Posts Tagged ‘Louisiana’

Progress in New Orleans

August 8, 2017

New Orleans signed a U.S. Department of Justice consent decree in 2013, requiring reforms overseen by a federal judge. Monitoring was extended for 3 years this week with an expectation that it will cease in 2020 if full compliance is achieved in 2018 and then sustained, according to this article. The order cites “significant improvement in almost every area of the consent decree, including policies, training, supervision, custodial interrogations, sexual assault and domestic violence investigations, uses of force, use of force reporting and use of force investigations.”

Ethical policing is courageous

June 2, 2017

In this blog post one of the creators of peer intervention training for police discusses its origins, the impact of the “active bystandership” concept, and its current implementation as EPIC (Ethical Policing is Courageous) in New Orleans. The post includes links to a video and other documentation.

Best states for a police career

May 10, 2017

Here’s another of those lists. It ranks the states (and DC) based on 20 criteria in 3 general categories: opportunity & competition for police jobs, police hazards & protections, and quality of life. The best state for a police career is North Dakota, followed by Connecticut and New York. The worst is Louisiana, followed by Arkansas and Alaska.

Risk/reward in SWAT no-knock entries

March 18, 2017

This in-depth 2-part series, located here and here, examines the practice of no-knock dynamic entries by SWAT teams. National data are not systematically collected, but nearly 100 deaths are known to have occurred in such raids since 2010, including at least 13 police officers. The vast majority of raids are drug cases, leading some police and legal experts to question whether the rewards justify the risks.

Taking unsolved murders seriously

February 9, 2017

This article describes work done by a former journalist to compile and analyze data on unsolved murders throughout the U.S. — well over 200,000 since 1980. Police departments initially ignored his data and alerts about cases possibly linked to serial killers, but have recently started to take notice.

EPIC moments in New Orleans

November 20, 2016

This issue of PERF’s newsletter¬†describes the EPIC initiative — Ethical Policing is Courageous — in New Orleans. The program is designed to encourage and enable officers to step in when another officer seems about to lose his temper or otherwise misbehave in a stressful encounter. The logic is for officers to help each other prevent career-threatening mistakes. Also called peer-intervention, the approach is based on research examining what distinguishes passive bystanders from active bystanders.

Voters in several cities enhance civilian oversight

November 12, 2016

Voters in Denver, New Orleans, Honolulu, Miami, and San Francisco approved measures strengthening civilian oversight of police last Tuesday, according to this article, while a new civilian police commission was created in Oakland. Given predictions that DOJ civil rights enforcement will be significantly scaled back under the Trump administration, the locus of police accountability seems likely to shift even more toward the local level during the next few years.

Reform pressure through insurance

October 14, 2016

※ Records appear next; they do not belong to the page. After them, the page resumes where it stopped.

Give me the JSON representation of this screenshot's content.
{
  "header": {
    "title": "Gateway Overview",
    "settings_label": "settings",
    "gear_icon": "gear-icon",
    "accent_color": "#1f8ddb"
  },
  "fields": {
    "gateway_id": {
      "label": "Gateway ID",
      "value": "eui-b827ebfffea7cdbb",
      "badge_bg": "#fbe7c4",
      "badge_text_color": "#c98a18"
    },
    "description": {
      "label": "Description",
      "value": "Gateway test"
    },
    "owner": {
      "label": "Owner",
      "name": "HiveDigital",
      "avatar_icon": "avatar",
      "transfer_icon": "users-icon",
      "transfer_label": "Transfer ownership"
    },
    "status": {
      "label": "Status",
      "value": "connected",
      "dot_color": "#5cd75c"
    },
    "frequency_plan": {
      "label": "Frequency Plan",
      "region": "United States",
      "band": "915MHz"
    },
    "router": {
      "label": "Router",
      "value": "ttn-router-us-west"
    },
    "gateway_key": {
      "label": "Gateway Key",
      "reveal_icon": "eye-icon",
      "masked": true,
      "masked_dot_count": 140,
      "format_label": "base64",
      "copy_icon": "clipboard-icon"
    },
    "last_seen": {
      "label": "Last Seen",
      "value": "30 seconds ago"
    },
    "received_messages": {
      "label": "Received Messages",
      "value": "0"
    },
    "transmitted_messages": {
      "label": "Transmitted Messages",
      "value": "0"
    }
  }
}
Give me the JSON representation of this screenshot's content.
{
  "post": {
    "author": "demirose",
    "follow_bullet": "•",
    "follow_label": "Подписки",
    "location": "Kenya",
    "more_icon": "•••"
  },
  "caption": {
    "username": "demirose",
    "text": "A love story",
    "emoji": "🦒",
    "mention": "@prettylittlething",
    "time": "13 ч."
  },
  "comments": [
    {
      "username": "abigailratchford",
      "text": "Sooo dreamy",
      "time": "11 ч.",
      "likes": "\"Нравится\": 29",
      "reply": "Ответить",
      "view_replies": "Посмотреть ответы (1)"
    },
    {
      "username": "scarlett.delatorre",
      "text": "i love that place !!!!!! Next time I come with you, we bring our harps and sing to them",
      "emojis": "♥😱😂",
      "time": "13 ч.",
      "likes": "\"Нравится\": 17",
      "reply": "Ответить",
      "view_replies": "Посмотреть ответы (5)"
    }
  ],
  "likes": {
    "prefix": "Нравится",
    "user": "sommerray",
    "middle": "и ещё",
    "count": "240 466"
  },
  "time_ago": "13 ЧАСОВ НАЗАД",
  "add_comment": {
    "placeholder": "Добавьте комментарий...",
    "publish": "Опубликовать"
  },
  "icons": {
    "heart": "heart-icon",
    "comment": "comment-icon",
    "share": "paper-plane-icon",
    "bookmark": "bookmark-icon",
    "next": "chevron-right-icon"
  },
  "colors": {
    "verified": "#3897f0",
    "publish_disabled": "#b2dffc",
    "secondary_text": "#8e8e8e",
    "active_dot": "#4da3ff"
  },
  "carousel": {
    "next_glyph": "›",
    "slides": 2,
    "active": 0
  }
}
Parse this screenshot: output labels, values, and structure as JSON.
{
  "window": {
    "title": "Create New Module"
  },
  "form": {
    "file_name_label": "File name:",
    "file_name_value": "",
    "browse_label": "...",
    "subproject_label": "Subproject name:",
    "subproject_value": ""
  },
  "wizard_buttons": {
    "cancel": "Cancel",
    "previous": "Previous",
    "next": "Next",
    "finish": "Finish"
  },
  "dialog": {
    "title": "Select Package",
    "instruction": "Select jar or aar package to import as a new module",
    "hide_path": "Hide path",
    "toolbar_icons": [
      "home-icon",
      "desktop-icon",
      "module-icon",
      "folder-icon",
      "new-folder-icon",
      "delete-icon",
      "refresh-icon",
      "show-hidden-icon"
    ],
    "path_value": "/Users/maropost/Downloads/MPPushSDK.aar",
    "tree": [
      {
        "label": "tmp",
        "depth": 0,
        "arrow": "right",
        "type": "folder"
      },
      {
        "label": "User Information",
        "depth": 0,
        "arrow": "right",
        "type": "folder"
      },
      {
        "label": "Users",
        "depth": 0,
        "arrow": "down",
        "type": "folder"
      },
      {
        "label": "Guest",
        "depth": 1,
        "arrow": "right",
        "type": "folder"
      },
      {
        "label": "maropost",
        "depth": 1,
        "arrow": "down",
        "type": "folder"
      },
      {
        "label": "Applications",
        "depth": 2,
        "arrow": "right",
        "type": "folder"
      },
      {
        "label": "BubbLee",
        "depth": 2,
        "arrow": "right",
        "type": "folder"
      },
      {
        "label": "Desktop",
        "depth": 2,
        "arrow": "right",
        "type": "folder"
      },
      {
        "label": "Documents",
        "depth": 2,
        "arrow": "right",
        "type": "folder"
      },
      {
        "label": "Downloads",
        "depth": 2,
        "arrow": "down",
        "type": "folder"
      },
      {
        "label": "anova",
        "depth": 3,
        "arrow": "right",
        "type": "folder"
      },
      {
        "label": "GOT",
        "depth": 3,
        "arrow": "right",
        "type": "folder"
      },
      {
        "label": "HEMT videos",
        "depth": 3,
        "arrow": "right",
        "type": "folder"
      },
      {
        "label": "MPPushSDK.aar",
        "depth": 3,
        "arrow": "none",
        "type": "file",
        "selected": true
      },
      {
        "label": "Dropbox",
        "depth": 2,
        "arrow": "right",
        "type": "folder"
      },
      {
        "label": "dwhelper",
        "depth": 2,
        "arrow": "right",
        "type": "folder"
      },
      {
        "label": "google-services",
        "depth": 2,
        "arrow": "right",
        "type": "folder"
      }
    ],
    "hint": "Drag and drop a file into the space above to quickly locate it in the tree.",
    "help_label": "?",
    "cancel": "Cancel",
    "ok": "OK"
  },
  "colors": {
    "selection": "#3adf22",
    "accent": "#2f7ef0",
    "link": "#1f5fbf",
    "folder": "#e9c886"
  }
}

This article discusses the role that liability insurance plays in encouraging police reform. While big cities are often self-insured, smaller jurisdictions need risk protection at a reasonable cost, giving insurance providers significant leverage. Some police departments have been eliminated when insurance was canceled and many others have upgraded policies, training, and personnel practices in order to maintain affordable coverage.

Ambush killings of police

October 11, 2016

Premeditated ambush incidents are not the most common circumstances of police line-of-duty deaths, but they have increased in 2016. This article reviews several of the most tragic cases since 2009. Ambush killers have included “white survivalists, black militants, people who identify with the anti-government ‘sovereign citizen’ movement, hard-core criminals who have clashed with law enforcement for much their lives, and a variety of apparently suicidal people who wanted to depart with notoriety.”

Just catch the killers

September 8, 2016

The upturn in homicides and shootings in several US cities in the last 1-2 years has some officials citing deep social and economic issues, but in this column one former mayor argues for putting a higher priority on solving these violent crimes — something that happens less frequently today than 10-20 years ago but which is readily fixable and would instill more confidence in the police and criminal justice system.